■ Excerpts from an interface dataset ■

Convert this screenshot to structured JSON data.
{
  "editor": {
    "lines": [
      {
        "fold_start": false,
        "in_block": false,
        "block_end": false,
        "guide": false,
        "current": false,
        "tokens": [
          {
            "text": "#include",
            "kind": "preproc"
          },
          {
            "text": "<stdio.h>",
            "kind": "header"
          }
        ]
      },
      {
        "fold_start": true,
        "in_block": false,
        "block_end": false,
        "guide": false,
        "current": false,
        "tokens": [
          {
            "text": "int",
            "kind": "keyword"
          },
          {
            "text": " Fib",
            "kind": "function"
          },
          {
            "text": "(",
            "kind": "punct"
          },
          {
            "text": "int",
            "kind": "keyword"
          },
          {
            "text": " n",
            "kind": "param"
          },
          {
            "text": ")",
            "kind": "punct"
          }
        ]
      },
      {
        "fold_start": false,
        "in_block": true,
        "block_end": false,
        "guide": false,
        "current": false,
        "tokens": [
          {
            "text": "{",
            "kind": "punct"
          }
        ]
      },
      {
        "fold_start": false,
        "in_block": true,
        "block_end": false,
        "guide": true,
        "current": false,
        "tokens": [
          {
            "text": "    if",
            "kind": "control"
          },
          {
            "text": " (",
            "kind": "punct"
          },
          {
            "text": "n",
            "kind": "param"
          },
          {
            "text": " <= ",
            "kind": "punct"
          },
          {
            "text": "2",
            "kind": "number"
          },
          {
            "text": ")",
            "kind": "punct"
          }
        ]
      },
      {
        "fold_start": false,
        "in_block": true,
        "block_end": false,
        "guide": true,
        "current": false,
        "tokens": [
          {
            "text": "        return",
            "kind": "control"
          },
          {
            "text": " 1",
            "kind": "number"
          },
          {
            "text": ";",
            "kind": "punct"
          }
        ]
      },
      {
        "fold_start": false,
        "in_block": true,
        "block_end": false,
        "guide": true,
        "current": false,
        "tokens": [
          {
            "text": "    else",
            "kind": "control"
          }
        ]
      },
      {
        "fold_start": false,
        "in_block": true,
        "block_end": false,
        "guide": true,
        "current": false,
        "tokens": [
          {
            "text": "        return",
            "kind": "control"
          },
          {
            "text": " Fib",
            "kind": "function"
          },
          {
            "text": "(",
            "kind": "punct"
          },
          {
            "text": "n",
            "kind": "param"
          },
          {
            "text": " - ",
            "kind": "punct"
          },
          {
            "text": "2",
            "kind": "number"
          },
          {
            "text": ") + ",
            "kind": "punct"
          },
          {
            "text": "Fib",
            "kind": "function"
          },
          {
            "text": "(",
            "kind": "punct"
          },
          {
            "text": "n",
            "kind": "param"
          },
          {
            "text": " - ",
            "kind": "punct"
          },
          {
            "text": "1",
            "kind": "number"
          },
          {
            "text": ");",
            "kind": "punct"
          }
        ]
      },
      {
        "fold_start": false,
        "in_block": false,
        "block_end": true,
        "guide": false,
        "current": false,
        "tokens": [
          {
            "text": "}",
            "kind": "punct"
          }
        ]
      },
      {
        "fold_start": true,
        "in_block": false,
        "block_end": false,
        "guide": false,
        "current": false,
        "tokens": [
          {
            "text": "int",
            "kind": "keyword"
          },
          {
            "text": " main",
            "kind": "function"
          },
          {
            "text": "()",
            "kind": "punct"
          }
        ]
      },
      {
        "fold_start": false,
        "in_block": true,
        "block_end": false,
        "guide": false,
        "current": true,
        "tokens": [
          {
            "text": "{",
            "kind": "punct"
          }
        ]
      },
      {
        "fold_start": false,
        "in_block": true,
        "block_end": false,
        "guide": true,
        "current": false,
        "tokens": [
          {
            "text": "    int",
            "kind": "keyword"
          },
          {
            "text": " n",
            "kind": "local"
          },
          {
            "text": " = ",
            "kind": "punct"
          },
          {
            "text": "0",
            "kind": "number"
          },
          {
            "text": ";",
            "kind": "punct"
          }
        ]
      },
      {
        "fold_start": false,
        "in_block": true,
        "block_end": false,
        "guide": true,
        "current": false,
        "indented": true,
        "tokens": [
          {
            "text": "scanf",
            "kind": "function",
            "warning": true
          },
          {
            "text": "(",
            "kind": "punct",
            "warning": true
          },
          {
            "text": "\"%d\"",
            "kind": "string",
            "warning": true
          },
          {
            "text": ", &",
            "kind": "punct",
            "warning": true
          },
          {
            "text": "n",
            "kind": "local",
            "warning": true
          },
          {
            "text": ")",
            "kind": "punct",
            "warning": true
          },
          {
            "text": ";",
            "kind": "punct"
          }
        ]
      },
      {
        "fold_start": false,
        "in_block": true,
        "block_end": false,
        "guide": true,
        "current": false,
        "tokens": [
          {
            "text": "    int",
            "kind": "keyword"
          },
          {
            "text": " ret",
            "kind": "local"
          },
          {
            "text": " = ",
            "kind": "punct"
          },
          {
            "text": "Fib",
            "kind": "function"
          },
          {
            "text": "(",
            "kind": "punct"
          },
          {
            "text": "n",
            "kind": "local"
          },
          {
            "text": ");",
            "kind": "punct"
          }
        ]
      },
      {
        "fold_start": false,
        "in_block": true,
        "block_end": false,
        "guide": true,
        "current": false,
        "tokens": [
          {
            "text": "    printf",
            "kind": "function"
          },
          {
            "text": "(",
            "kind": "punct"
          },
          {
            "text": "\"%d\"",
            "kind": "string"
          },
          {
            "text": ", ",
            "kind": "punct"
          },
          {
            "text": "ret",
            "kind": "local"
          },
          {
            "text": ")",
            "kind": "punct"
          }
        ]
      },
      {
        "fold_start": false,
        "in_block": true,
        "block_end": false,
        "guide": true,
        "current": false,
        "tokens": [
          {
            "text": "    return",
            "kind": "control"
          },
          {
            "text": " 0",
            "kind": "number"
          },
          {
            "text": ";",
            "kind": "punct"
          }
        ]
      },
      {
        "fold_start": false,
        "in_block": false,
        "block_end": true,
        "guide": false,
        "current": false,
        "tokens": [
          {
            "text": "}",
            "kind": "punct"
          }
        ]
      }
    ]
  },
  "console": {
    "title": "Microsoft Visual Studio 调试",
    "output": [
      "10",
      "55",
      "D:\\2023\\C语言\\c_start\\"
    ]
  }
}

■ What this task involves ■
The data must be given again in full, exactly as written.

■ Result ■
Convert this screenshot to structured JSON data.
{
  "editor": {
    "lines": [
      {
        "fold_start": false,
        "in_block": false,
        "block_end": false,
        "guide": false,
        "current": false,
        "tokens": [
          {
            "text": "#include",
            "kind": "preproc"
          },
          {
            "text": "<stdio.h>",
            "kind": "header"
          }
        ]
      },
      {
        "fold_start": true,
        "in_block": false,
        "block_end": false,
        "guide": false,
        "current": false,
        "tokens": [
          {
            "text": "int",
            "kind": "keyword"
          },
          {
            "text": " Fib",
            "kind": "function"
          },
          {
            "text": "(",
            "kind": "punct"
          },
          {
            "text": "int",
            "kind": "keyword"
          },
          {
            "text": " n",
            "kind": "param"
          },
          {
            "text": ")",
            "kind": "punct"
          }
        ]
      },
      {
        "fold_start": false,
        "in_block": true,
        "block_end": false,
        "guide": false,
        "current": false,
        "tokens": [
          {
            "text": "{",
            "kind": "punct"
          }
        ]
      },
      {
        "fold_start": false,
        "in_block": true,
        "block_end": false,
        "guide": true,
        "current": false,
        "tokens": [
          {
            "text": "    if",
            "kind": "control"
          },
          {
            "text": " (",
            "kind": "punct"
          },
          {
            "text": "n",
            "kind": "param"
          },
          {
            "text": " <= ",
            "kind": "punct"
          },
          {
            "text": "2",
            "kind": "number"
          },
          {
            "text": ")",
            "kind": "punct"
          }
        ]
      },
      {
        "fold_start": false,
        "in_block": true,
        "block_end": false,
        "guide": true,
        "current": false,
        "tokens": [
          {
            "text": "        return",
            "kind": "control"
          },
          {
            "text": " 1",
            "kind": "number"
          },
          {
            "text": ";",
            "kind": "punct"
          }
        ]
      },
      {
        "fold_start": false,
        "in_block": true,
        "block_end": false,
        "guide": true,
        "current": false,
        "tokens": [
          {
            "text": "    else",
            "kind": "control"
          }
        ]
      },
      {
        "fold_start": false,
        "in_block": true,
        "block_end": false,
        "guide": true,
        "current": false,
        "tokens": [
          {
            "text": "        return",
            "kind": "control"
          },
          {
            "text": " Fib",
            "kind": "function"
          },
          {
            "text": "(",
            "kind": "punct"
          },
          {
            "text": "n",
            "kind": "param"
          },
          {
            "text": " - ",
            "kind": "punct"
          },
          {
            "text": "2",
            "kind": "number"
          },
          {
            "text": ") + ",
            "kind": "punct"
          },
          {
            "text": "Fib",
            "kind": "function"
          },
          {
            "text": "(",
            "kind": "punct"
          },
          {
            "text": "n",
            "kind": "param"
          },
          {
            "text": " - ",
            "kind": "punct"
          },
          {
            "text": "1",
            "kind": "number"
          },
          {
            "text": ");",
            "kind": "punct"
          }
        ]
      },
      {
        "fold_start": false,
        "in_block": false,
        "block_end": true,
        "guide": false,
        "current": false,
        "tokens": [
          {
            "text": "}",
            "kind": "punct"
          }
        ]
      },
      {
        "fold_start": true,
        "in_block": false,
        "block_end": false,
        "guide": false,
        "current": false,
        "tokens": [
          {
            "text": "int",
            "kind": "keyword"
          },
          {
            "text": " main",
            "kind": "function"
          },
          {
            "text": "()",
            "kind": "punct"
          }
        ]
      },
      {
        "fold_start": false,
        "in_block": true,
        "block_end": false,
        "guide": false,
        "current": true,
        "tokens": [
          {
            "text": "{",
            "kind": "punct"
          }
        ]
      },
      {
        "fold_start": false,
        "in_block": true,
        "block_end": false,
        "guide": true,
        "current": false,
        "tokens": [
          {
            "text": "    int",
            "kind": "keyword"
          },
          {
            "text": " n",
            "kind": "local"
          },
          {
            "text": " = ",
            "kind": "punct"
          },
          {
            "text": "0",
            "kind": "number"
          },
          {
            "text": ";",
            "kind": "punct"
          }
        ]
      },
      {
        "fold_start": false,
        "in_block": true,
        "block_end": false,
        "guide": true,
        "current": false,
        "indented": true,
        "tokens": [
          {
            "text": "scanf",
            "kind": "function",
            "warning": true
          },
          {
            "text": "(",
            "kind": "punct",
            "warning": true
          },
          {
            "text": "\"%d\"",
            "kind": "string",
            "warning": true
          },
          {
            "text": ", &",
            "kind": "punct",
            "warning": true
          },
          {
            "text": "n",
            "kind": "local",
            "warning": true
          },
          {
            "text": ")",
            "kind": "punct",
            "warning": true
          },
          {
            "text": ";",
            "kind": "punct"
          }
        ]
      },
      {
        "fold_start": false,
        "in_block": true,
        "block_end": false,
        "guide": true,
        "current": false,
        "tokens": [
          {
            "text": "    int",
            "kind": "keyword"
          },
          {
            "text": " ret",
            "kind": "local"
          },
          {
            "text": " = ",
            "kind": "punct"
          },
          {
            "text": "Fib",
            "kind": "function"
          },
          {
            "text": "(",
            "kind": "punct"
          },
          {
            "text": "n",
            "kind": "local"
          },
          {
            "text": ");",
            "kind": "punct"
          }
        ]
      },
      {
        "fold_start": false,
        "in_block": true,
        "block_end": false,
        "guide": true,
        "current": false,
        "tokens": [
          {
            "text": "    printf",
            "kind": "function"
          },
          {
            "text": "(",
            "kind": "punct"
          },
          {
            "text": "\"%d\"",
            "kind": "string"
          },
          {
            "text": ", ",
            "kind": "punct"
          },
          {
            "text": "ret",
            "kind": "local"
          },
          {
            "text": ")",
            "kind": "punct"
          }
        ]
      },
      {
        "fold_start": false,
        "in_block": true,
        "block_end": false,
        "guide": true,
        "current": false,
        "tokens": [
          {
            "text": "    return",
            "kind": "control"
          },
          {
            "text": " 0",
            "kind": "number"
          },
          {
            "text": ";",
            "kind": "punct"
          }
        ]
      },
      {
        "fold_start": false,
        "in_block": false,
        "block_end": true,
        "guide": false,
        "current": false,
        "tokens": [
          {
            "text": "}",
            "kind": "punct"
          }
        ]
      }
    ]
  },
  "console": {
    "title": "Microsoft Visual Studio 调试",
    "output": [
      "10",
      "55",
      "D:\\2023\\C语言\\c_start\\"
    ]
  }
}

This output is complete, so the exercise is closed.